§ **Provided data**
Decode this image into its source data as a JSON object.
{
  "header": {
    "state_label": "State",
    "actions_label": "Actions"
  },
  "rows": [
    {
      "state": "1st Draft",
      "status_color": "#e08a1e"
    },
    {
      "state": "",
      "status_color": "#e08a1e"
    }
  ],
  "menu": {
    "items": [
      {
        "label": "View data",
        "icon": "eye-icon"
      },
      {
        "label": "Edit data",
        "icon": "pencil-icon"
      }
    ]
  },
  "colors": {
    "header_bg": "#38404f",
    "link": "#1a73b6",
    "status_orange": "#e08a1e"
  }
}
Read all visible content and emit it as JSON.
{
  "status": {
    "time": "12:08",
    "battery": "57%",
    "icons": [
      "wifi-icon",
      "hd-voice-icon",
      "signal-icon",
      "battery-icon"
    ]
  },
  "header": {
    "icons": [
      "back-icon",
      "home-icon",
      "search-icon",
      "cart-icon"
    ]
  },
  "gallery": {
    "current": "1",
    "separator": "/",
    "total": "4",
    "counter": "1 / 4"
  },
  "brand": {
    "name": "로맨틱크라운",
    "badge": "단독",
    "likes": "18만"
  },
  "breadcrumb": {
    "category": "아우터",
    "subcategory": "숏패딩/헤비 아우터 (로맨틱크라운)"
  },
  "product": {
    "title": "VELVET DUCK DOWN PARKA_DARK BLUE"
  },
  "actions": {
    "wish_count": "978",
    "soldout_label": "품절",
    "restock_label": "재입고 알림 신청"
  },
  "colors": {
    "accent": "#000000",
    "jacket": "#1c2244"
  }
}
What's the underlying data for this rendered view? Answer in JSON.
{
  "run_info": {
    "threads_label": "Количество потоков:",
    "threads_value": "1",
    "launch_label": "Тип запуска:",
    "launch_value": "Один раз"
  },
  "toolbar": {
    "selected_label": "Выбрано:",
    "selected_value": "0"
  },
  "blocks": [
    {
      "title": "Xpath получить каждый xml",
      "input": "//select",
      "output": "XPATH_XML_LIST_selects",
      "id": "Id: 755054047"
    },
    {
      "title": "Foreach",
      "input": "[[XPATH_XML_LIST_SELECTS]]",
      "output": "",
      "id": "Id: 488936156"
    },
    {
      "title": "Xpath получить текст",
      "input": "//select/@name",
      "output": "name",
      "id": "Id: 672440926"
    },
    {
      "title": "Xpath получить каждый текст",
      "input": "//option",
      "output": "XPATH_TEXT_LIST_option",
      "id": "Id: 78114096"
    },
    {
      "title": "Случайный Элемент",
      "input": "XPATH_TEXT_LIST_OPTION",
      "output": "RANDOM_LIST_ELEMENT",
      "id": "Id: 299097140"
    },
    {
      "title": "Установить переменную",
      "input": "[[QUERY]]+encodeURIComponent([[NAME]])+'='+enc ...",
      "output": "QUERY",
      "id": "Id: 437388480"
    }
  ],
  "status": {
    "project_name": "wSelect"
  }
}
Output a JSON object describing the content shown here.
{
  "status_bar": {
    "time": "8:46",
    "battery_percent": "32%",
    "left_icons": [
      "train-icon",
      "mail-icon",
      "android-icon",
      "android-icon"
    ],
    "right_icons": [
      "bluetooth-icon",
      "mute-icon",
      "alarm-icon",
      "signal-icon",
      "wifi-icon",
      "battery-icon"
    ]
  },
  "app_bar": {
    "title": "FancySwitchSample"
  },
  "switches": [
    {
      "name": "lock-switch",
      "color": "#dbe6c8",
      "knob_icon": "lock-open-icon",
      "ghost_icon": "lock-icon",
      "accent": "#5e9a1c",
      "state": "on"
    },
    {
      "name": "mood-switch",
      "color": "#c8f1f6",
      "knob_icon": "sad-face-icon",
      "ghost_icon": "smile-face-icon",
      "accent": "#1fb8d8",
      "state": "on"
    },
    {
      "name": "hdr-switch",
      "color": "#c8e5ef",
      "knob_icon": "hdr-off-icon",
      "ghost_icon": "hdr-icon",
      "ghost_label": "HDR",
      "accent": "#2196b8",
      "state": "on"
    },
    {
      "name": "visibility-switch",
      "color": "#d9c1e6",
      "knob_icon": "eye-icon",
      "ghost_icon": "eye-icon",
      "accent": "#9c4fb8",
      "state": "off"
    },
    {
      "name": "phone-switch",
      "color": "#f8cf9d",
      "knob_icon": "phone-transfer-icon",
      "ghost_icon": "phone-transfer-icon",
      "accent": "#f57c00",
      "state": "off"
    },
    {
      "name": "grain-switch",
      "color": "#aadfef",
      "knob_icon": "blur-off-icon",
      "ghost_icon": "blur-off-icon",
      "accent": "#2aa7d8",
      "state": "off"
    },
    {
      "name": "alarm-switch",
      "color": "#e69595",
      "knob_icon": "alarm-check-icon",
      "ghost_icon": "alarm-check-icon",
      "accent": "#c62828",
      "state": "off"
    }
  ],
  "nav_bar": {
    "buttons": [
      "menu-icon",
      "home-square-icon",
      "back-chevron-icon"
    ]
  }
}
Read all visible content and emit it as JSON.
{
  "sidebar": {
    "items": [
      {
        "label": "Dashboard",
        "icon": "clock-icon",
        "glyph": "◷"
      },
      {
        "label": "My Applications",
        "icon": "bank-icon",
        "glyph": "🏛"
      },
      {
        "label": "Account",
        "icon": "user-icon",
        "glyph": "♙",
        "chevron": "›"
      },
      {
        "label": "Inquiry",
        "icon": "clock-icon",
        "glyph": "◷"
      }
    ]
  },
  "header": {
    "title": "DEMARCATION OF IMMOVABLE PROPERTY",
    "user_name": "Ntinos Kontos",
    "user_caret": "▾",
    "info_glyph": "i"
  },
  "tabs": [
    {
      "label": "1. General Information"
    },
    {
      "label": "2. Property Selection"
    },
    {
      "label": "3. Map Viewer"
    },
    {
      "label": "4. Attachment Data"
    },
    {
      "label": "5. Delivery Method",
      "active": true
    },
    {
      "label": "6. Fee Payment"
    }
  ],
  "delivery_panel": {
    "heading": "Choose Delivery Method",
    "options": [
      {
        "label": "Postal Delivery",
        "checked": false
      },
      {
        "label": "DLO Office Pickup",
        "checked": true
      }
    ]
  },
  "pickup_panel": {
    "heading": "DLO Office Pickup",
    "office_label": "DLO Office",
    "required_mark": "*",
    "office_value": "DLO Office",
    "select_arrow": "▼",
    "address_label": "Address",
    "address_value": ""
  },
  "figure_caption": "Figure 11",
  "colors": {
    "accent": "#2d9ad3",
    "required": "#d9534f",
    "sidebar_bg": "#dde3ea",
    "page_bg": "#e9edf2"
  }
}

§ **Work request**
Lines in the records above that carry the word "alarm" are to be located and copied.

§ **Solution to the exercise**
      "alarm-icon",
      "name": "alarm-switch",
      "knob_icon": "alarm-check-icon",
      "ghost_icon": "alarm-check-icon",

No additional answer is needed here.